Work instructions:
Copy every record that appears below, exactly as it stands.
* * *
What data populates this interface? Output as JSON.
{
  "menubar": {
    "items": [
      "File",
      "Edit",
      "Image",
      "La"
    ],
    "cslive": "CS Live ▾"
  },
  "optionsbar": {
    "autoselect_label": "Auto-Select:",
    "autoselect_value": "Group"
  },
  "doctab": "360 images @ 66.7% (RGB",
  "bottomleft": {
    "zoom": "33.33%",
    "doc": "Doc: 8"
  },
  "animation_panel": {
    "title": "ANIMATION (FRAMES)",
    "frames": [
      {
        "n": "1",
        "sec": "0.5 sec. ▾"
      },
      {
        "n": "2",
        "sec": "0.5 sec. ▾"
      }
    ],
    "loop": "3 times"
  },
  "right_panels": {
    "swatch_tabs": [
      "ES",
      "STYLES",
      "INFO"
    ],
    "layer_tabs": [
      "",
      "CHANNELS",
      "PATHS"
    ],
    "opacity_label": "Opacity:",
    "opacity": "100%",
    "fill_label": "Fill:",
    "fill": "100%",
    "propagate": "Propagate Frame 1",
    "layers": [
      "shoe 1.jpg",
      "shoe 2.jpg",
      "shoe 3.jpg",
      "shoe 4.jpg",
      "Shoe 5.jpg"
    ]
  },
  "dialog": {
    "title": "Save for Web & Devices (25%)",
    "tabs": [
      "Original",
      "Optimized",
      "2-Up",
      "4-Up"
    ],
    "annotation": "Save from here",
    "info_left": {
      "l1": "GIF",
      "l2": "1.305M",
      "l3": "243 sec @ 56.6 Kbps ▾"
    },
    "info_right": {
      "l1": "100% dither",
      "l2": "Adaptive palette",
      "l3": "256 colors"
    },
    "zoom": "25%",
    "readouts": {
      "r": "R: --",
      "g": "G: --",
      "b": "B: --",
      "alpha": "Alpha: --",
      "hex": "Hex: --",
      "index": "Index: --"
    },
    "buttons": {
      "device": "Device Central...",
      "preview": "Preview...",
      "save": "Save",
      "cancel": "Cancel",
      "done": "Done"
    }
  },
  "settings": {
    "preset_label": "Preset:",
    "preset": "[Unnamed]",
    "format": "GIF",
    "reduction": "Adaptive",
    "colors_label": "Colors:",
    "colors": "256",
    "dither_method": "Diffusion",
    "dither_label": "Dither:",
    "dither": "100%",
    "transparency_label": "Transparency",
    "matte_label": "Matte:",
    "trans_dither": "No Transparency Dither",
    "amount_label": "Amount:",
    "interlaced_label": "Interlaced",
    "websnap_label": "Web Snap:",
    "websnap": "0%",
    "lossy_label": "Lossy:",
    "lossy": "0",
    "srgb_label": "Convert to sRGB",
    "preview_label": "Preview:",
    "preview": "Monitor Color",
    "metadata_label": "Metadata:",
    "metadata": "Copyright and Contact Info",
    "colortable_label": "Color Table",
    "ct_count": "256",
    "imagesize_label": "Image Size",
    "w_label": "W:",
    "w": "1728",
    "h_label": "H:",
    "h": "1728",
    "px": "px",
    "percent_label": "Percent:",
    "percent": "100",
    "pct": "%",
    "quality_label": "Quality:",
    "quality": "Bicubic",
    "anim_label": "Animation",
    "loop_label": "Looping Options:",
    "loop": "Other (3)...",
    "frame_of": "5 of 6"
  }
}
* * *
Response to this exercise:
What data populates this interface? Output as JSON.
{
  "menubar": {
    "items": [
      "File",
      "Edit",
      "Image",
      "La"
    ],
    "cslive": "CS Live ▾"
  },
  "optionsbar": {
    "autoselect_label": "Auto-Select:",
    "autoselect_value": "Group"
  },
  "doctab": "360 images @ 66.7% (RGB",
  "bottomleft": {
    "zoom": "33.33%",
    "doc": "Doc: 8"
  },
  "animation_panel": {
    "title": "ANIMATION (FRAMES)",
    "frames": [
      {
        "n": "1",
        "sec": "0.5 sec. ▾"
      },
      {
        "n": "2",
        "sec": "0.5 sec. ▾"
      }
    ],
    "loop": "3 times"
  },
  "right_panels": {
    "swatch_tabs": [
      "ES",
      "STYLES",
      "INFO"
    ],
    "layer_tabs": [
      "",
      "CHANNELS",
      "PATHS"
    ],
    "opacity_label": "Opacity:",
    "opacity": "100%",
    "fill_label": "Fill:",
    "fill": "100%",
    "propagate": "Propagate Frame 1",
    "layers": [
      "shoe 1.jpg",
      "shoe 2.jpg",
      "shoe 3.jpg",
      "shoe 4.jpg",
      "Shoe 5.jpg"
    ]
  },
  "dialog": {
    "title": "Save for Web & Devices (25%)",
    "tabs": [
      "Original",
      "Optimized",
      "2-Up",
      "4-Up"
    ],
    "annotation": "Save from here",
    "info_left": {
      "l1": "GIF",
      "l2": "1.305M",
      "l3": "243 sec @ 56.6 Kbps ▾"
    },
    "info_right": {
      "l1": "100% dither",
      "l2": "Adaptive palette",
      "l3": "256 colors"
    },
    "zoom": "25%",
    "readouts": {
      "r": "R: --",
      "g": "G: --",
      "b": "B: --",
      "alpha": "Alpha: --",
      "hex": "Hex: --",
      "index": "Index: --"
    },
    "buttons": {
      "device": "Device Central...",
      "preview": "Preview...",
      "save": "Save",
      "cancel": "Cancel",
      "done": "Done"
    }
  },
  "settings": {
    "preset_label": "Preset:",
    "preset": "[Unnamed]",
    "format": "GIF",
    "reduction": "Adaptive",
    "colors_label": "Colors:",
    "colors": "256",
    "dither_method": "Diffusion",
    "dither_label": "Dither:",
    "dither": "100%",
    "transparency_label": "Transparency",
    "matte_label": "Matte:",
    "trans_dither": "No Transparency Dither",
    "amount_label": "Amount:",
    "interlaced_label": "Interlaced",
    "websnap_label": "Web Snap:",
    "websnap": "0%",
    "lossy_label": "Lossy:",
    "lossy": "0",
    "srgb_label": "Convert to sRGB",
    "preview_label": "Preview:",
    "preview": "Monitor Color",
    "metadata_label": "Metadata:",
    "metadata": "Copyright and Contact Info",
    "colortable_label": "Color Table",
    "ct_count": "256",
    "imagesize_label": "Image Size",
    "w_label": "W:",
    "w": "1728",
    "h_label": "H:",
    "h": "1728",
    "px": "px",
    "percent_label": "Percent:",
    "percent": "100",
    "pct": "%",
    "quality_label": "Quality:",
    "quality": "Bicubic",
    "anim_label": "Animation",
    "loop_label": "Looping Options:",
    "loop": "Other (3)...",
    "frame_of": "5 of 6"
  }
}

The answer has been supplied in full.